■ **Records provided**:
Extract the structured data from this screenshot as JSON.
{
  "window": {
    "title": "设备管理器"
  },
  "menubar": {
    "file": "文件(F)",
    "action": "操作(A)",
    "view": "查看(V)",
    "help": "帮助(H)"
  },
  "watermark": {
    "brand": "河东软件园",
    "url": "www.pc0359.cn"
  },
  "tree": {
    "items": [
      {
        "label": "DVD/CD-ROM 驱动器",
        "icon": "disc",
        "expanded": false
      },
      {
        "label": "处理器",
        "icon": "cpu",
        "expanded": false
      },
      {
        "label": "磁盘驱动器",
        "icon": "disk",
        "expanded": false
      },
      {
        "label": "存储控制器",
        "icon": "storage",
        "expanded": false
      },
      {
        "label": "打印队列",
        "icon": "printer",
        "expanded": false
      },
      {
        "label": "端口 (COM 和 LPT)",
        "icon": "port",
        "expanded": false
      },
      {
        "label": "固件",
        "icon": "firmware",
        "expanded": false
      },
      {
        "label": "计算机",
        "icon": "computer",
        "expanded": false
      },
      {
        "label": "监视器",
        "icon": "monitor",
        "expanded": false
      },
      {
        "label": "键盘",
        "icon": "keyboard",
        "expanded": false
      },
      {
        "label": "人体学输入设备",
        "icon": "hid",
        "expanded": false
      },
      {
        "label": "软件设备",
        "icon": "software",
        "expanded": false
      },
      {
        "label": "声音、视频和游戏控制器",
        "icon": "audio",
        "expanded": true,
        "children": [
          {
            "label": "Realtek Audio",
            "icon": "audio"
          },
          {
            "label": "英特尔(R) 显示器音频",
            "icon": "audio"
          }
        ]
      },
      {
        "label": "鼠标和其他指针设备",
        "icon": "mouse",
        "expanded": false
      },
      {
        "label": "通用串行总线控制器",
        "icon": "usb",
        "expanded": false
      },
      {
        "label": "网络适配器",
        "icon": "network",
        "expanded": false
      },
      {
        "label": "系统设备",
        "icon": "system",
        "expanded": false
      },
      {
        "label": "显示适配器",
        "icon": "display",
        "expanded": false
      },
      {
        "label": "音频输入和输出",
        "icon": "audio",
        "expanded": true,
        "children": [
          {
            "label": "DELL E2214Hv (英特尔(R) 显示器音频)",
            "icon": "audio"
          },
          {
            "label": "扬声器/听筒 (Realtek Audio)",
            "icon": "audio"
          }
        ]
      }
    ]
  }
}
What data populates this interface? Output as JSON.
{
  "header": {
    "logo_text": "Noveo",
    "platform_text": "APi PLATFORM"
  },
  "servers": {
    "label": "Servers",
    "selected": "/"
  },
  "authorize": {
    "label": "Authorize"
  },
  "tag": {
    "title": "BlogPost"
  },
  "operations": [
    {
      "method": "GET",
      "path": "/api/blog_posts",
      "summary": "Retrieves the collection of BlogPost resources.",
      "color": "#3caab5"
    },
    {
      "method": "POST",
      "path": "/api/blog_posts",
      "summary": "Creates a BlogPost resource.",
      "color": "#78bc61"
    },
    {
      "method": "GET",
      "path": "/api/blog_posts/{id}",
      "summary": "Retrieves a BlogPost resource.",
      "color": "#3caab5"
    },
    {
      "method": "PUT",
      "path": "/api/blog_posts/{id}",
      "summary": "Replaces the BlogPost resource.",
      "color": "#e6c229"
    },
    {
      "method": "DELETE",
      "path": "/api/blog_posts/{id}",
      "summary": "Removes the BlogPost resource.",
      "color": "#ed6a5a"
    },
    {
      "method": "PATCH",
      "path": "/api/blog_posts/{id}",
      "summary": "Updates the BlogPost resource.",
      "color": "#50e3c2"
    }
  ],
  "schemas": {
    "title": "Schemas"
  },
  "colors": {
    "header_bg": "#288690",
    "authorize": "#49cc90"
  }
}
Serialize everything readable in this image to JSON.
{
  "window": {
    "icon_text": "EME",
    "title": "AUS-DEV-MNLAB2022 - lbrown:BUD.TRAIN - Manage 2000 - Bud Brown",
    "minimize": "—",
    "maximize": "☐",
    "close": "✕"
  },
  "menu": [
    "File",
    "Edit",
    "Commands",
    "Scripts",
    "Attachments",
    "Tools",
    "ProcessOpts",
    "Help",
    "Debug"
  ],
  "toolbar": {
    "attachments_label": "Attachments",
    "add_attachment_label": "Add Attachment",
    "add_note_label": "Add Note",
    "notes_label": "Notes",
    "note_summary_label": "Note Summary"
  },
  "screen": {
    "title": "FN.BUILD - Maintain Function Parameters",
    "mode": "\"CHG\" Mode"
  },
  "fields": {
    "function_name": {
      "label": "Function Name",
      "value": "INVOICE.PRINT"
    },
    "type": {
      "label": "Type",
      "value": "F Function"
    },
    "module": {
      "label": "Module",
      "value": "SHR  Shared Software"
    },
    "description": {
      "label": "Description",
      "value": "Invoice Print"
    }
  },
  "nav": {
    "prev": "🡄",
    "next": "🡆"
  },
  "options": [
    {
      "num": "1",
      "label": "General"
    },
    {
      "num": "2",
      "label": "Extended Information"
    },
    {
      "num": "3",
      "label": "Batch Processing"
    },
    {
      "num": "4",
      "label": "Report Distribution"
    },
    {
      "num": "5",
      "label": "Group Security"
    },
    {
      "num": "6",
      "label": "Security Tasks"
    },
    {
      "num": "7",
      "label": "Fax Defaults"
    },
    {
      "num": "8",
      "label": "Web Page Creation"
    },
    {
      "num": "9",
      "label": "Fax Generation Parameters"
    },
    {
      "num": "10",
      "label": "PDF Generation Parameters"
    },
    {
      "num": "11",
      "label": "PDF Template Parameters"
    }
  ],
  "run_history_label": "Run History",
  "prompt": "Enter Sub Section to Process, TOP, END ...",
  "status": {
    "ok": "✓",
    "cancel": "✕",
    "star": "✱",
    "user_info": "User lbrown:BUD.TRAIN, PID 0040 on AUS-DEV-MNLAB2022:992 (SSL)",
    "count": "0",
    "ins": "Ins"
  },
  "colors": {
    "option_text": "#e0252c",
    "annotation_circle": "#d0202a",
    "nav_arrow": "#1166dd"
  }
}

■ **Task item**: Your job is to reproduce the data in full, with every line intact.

■ **Task response**:
Extract the structured data from this screenshot as JSON.
{
  "window": {
    "title": "设备管理器"
  },
  "menubar": {
    "file": "文件(F)",
    "action": "操作(A)",
    "view": "查看(V)",
    "help": "帮助(H)"
  },
  "watermark": {
    "brand": "河东软件园",
    "url": "www.pc0359.cn"
  },
  "tree": {
    "items": [
      {
        "label": "DVD/CD-ROM 驱动器",
        "icon": "disc",
        "expanded": false
      },
      {
        "label": "处理器",
        "icon": "cpu",
        "expanded": false
      },
      {
        "label": "磁盘驱动器",
        "icon": "disk",
        "expanded": false
      },
      {
        "label": "存储控制器",
        "icon": "storage",
        "expanded": false
      },
      {
        "label": "打印队列",
        "icon": "printer",
        "expanded": false
      },
      {
        "label": "端口 (COM 和 LPT)",
        "icon": "port",
        "expanded": false
      },
      {
        "label": "固件",
        "icon": "firmware",
        "expanded": false
      },
      {
        "label": "计算机",
        "icon": "computer",
        "expanded": false
      },
      {
        "label": "监视器",
        "icon": "monitor",
        "expanded": false
      },
      {
        "label": "键盘",
        "icon": "keyboard",
        "expanded": false
      },
      {
        "label": "人体学输入设备",
        "icon": "hid",
        "expanded": false
      },
      {
        "label": "软件设备",
        "icon": "software",
        "expanded": false
      },
      {
        "label": "声音、视频和游戏控制器",
        "icon": "audio",
        "expanded": true,
        "children": [
          {
            "label": "Realtek Audio",
            "icon": "audio"
          },
          {
            "label": "英特尔(R) 显示器音频",
            "icon": "audio"
          }
        ]
      },
      {
        "label": "鼠标和其他指针设备",
        "icon": "mouse",
        "expanded": false
      },
      {
        "label": "通用串行总线控制器",
        "icon": "usb",
        "expanded": false
      },
      {
        "label": "网络适配器",
        "icon": "network",
        "expanded": false
      },
      {
        "label": "系统设备",
        "icon": "system",
        "expanded": false
      },
      {
        "label": "显示适配器",
        "icon": "display",
        "expanded": false
      },
      {
        "label": "音频输入和输出",
        "icon": "audio",
        "expanded": true,
        "children": [
          {
            "label": "DELL E2214Hv (英特尔(R) 显示器音频)",
            "icon": "audio"
          },
          {
            "label": "扬声器/听筒 (Realtek Audio)",
            "icon": "audio"
          }
        ]
      }
    ]
  }
}
What data populates this interface? Output as JSON.
{
  "header": {
    "logo_text": "Noveo",
    "platform_text": "APi PLATFORM"
  },
  "servers": {
    "label": "Servers",
    "selected": "/"
  },
  "authorize": {
    "label": "Authorize"
  },
  "tag": {
    "title": "BlogPost"
  },
  "operations": [
    {
      "method": "GET",
      "path": "/api/blog_posts",
      "summary": "Retrieves the collection of BlogPost resources.",
      "color": "#3caab5"
    },
    {
      "method": "POST",
      "path": "/api/blog_posts",
      "summary": "Creates a BlogPost resource.",
      "color": "#78bc61"
    },
    {
      "method": "GET",
      "path": "/api/blog_posts/{id}",
      "summary": "Retrieves a BlogPost resource.",
      "color": "#3caab5"
    },
    {
      "method": "PUT",
      "path": "/api/blog_posts/{id}",
      "summary": "Replaces the BlogPost resource.",
      "color": "#e6c229"
    },
    {
      "method": "DELETE",
      "path": "/api/blog_posts/{id}",
      "summary": "Removes the BlogPost resource.",
      "color": "#ed6a5a"
    },
    {
      "method": "PATCH",
      "path": "/api/blog_posts/{id}",
      "summary": "Updates the BlogPost resource.",
      "color": "#50e3c2"
    }
  ],
  "schemas": {
    "title": "Schemas"
  },
  "colors": {
    "header_bg": "#288690",
    "authorize": "#49cc90"
  }
}
Serialize everything readable in this image to JSON.
{
  "window": {
    "icon_text": "EME",
    "title": "AUS-DEV-MNLAB2022 - lbrown:BUD.TRAIN - Manage 2000 - Bud Brown",
    "minimize": "—",
    "maximize": "☐",
    "close": "✕"
  },
  "menu": [
    "File",
    "Edit",
    "Commands",
    "Scripts",
    "Attachments",
    "Tools",
    "ProcessOpts",
    "Help",
    "Debug"
  ],
  "toolbar": {
    "attachments_label": "Attachments",
    "add_attachment_label": "Add Attachment",
    "add_note_label": "Add Note",
    "notes_label": "Notes",
    "note_summary_label": "Note Summary"
  },
  "screen": {
    "title": "FN.BUILD - Maintain Function Parameters",
    "mode": "\"CHG\" Mode"
  },
  "fields": {
    "function_name": {
      "label": "Function Name",
      "value": "INVOICE.PRINT"
    },
    "type": {
      "label": "Type",
      "value": "F Function"
    },
    "module": {
      "label": "Module",
      "value": "SHR  Shared Software"
    },
    "description": {
      "label": "Description",
      "value": "Invoice Print"
    }
  },
  "nav": {
    "prev": "🡄",
    "next": "🡆"
  },
  "options": [
    {
      "num": "1",
      "label": "General"
    },
    {
      "num": "2",
      "label": "Extended Information"
    },
    {
      "num": "3",
      "label": "Batch Processing"
    },
    {
      "num": "4",
      "label": "Report Distribution"
    },
    {
      "num": "5",
      "label": "Group Security"
    },
    {
      "num": "6",
      "label": "Security Tasks"
    },
    {
      "num": "7",
      "label": "Fax Defaults"
    },
    {
      "num": "8",
      "label": "Web Page Creation"
    },
    {
      "num": "9",
      "label": "Fax Generation Parameters"
    },
    {
      "num": "10",
      "label": "PDF Generation Parameters"
    },
    {
      "num": "11",
      "label": "PDF Template Parameters"
    }
  ],
  "run_history_label": "Run History",
  "prompt": "Enter Sub Section to Process, TOP, END ...",
  "status": {
    "ok": "✓",
    "cancel": "✕",
    "star": "✱",
    "user_info": "User lbrown:BUD.TRAIN, PID 0040 on AUS-DEV-MNLAB2022:992 (SSL)",
    "count": "0",
    "ins": "Ins"
  },
  "colors": {
    "option_text": "#e0252c",
    "annotation_circle": "#d0202a",
    "nav_arrow": "#1166dd"
  }
}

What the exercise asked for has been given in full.